Read this if you're supposed to be a grown up but don't know the rules yet.  Spoiler Warning: It turns out they're aren't any rules.

Read more reviews about this book on LibraryThing.

Sunday, May 11, 2014

Book Review

by David Sax

Disclaimer:  I received a free advanced copy of this book from the publisher through LibraryThing in exchange for an honest review.

This book took awhile to get through.  Not because it wasn't any good, but because there's a LOT of information packed in there.  Reading this was how I imagine reading a school textbook would be if school textbooks were interesting.   

Sax gives us a very in-depth look at the world of food trends, something I didn't realize even existed.  I mean, I'm not an idiot, I knew there were food trends.  But, I guess I'd always just assumed that somebody, somewhere, cooked something, it became popular, other people cooked it as well, then something else became popular.  But, it turns out to be so much more than that.  There's politics involved.  Lots of politics.  And food shows and awards and agricultural growing patterns and cultural migration and nutrition and on and on and on.

Read it.  It'll take a little while, but it's worth it.  Also, it will make you very, very hungry and you will probably have to eat a lot of cupcakes.

Read more reviews about this book on LibraryThing.

Saturday, April 12, 2014

Book Review

Hollow City
by Ransom Riggs

Disclaimer:  I received a free advanced copy of this book from the publisher through LibraryThing in exchange for an honest review.
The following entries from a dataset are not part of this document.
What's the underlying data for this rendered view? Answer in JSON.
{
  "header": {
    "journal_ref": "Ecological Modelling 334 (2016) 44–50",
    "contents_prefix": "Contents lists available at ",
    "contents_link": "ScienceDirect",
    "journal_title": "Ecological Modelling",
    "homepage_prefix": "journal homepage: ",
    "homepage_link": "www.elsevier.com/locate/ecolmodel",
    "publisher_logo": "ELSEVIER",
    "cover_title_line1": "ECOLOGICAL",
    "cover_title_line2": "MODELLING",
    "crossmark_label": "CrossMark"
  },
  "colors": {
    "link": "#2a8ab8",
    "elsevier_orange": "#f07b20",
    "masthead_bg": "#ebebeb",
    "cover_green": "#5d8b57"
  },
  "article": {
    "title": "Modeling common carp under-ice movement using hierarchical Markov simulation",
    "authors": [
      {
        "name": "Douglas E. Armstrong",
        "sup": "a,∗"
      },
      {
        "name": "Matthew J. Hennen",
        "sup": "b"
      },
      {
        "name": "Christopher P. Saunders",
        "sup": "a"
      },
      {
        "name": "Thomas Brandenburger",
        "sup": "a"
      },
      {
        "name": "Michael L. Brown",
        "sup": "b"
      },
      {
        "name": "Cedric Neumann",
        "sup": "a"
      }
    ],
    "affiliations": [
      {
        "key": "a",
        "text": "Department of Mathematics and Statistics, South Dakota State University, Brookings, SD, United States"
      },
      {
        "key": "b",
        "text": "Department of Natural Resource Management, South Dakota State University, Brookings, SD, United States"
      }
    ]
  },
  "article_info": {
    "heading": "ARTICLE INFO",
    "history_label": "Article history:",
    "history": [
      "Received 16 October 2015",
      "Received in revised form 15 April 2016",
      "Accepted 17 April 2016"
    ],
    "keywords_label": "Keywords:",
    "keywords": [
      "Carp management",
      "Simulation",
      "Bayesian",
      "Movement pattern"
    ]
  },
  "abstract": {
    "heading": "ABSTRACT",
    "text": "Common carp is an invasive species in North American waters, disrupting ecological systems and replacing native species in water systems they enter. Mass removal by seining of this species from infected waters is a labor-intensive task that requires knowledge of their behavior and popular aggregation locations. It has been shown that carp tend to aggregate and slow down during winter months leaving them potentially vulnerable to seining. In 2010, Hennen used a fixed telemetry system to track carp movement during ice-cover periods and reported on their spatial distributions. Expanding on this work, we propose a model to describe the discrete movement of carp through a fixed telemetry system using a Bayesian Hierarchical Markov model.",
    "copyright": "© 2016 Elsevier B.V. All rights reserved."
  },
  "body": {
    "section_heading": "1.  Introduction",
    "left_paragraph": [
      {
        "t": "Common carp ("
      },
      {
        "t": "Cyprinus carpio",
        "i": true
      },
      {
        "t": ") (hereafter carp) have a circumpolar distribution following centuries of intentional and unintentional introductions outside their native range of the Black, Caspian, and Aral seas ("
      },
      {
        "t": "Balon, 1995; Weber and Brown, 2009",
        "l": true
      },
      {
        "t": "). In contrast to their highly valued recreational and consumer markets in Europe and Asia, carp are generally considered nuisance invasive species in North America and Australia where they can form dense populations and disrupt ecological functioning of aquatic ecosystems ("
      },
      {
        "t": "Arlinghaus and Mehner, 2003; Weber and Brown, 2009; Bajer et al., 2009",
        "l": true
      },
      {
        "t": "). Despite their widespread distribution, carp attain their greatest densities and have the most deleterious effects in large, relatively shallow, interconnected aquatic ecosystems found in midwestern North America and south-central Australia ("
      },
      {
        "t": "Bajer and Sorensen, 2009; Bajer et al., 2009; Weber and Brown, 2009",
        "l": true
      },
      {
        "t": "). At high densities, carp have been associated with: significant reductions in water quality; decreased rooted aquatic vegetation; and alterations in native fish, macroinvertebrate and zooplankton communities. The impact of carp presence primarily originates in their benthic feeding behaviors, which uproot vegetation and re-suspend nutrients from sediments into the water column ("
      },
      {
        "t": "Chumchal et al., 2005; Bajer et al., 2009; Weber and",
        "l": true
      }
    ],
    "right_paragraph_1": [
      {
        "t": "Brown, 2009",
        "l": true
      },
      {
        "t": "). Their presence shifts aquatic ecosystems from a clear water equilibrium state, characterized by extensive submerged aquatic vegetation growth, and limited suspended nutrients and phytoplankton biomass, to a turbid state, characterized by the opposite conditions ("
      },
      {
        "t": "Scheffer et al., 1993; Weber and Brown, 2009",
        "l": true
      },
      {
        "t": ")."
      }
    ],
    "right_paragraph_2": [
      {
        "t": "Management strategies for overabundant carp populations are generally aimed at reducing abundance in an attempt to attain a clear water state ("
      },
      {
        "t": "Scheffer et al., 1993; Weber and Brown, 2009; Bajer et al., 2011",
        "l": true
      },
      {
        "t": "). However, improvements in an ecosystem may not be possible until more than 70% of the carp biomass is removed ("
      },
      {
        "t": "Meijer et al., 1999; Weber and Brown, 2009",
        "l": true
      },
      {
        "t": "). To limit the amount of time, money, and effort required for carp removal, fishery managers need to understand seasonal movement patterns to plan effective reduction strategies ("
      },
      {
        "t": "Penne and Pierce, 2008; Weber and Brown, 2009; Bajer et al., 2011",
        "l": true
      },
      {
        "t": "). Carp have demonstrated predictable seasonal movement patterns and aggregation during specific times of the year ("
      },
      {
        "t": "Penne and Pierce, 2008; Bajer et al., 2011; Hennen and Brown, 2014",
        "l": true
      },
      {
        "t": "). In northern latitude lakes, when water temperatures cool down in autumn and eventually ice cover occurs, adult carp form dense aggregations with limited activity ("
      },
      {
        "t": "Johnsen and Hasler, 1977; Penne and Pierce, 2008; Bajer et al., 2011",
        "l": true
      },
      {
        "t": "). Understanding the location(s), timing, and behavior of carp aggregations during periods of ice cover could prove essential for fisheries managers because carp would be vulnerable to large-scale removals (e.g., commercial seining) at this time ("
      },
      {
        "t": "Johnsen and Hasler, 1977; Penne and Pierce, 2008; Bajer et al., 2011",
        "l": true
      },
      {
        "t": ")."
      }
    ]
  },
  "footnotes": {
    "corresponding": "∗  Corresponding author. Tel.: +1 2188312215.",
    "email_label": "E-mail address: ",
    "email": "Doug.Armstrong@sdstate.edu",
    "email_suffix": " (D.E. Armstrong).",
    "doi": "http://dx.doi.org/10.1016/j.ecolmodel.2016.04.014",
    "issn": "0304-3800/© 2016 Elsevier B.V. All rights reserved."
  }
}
This book is the second novel in the Miss Peregrine series, the first of which I LOVED.  If you haven't read the first novel, I wouldn't read the rest of this review, because I'm definitely going to spoil something.

This book picks up immediately after the first one ends, and the action doesn't stop.  The kids are desperate to get Miss Peregrine the help she needs, as well as find a safe loop where they can hide from the Wights and Hollows that are hot on their trail. 

Since the first book concentrated more on the relationship between Emma and Jacob, I was under the impression that there were a LOT of Peculiar children living with Miss Peregrine.  It turns out there are only ten (including Jacob), which is a much more reasonable amount of characters to have to worry about in an on-the-run sort of storyline. 

There's more of a focus on Peculiar history in this book, as the children have to rely a lot on old maps and Peculiar folklore to find others like themselves.  Jacob's power develops and becomes a lot more helpful, which gives him a sense of purpose and a bit more confidence. 

All in all, I really enjoyed this book and I'm looking forward to the next installment.  The only negative thing I have to say is that the photo gimmick is getting a little old.  The photos in this one weren't nearly as captivating, and some of the scenarios in which they were used seem a bit stretched.  As if Riggs just really liked the photo and came up with an excuse to use it that didn't really fit in with the story.  The whole point behind the photos in the first novel was that they had already been taken and were being used to teach Jacob about the Peculiars and his grandfather's past.  There's a brief moment in the last book that suggests they brought a camera with them when they escaped the island and are taking photos from THIS book as they go.  But that really doesn't make sense in a LOT of the situations where the photos were used.  So, maybe we need to ease up on that.

Read more reviews about this book on LibraryThing.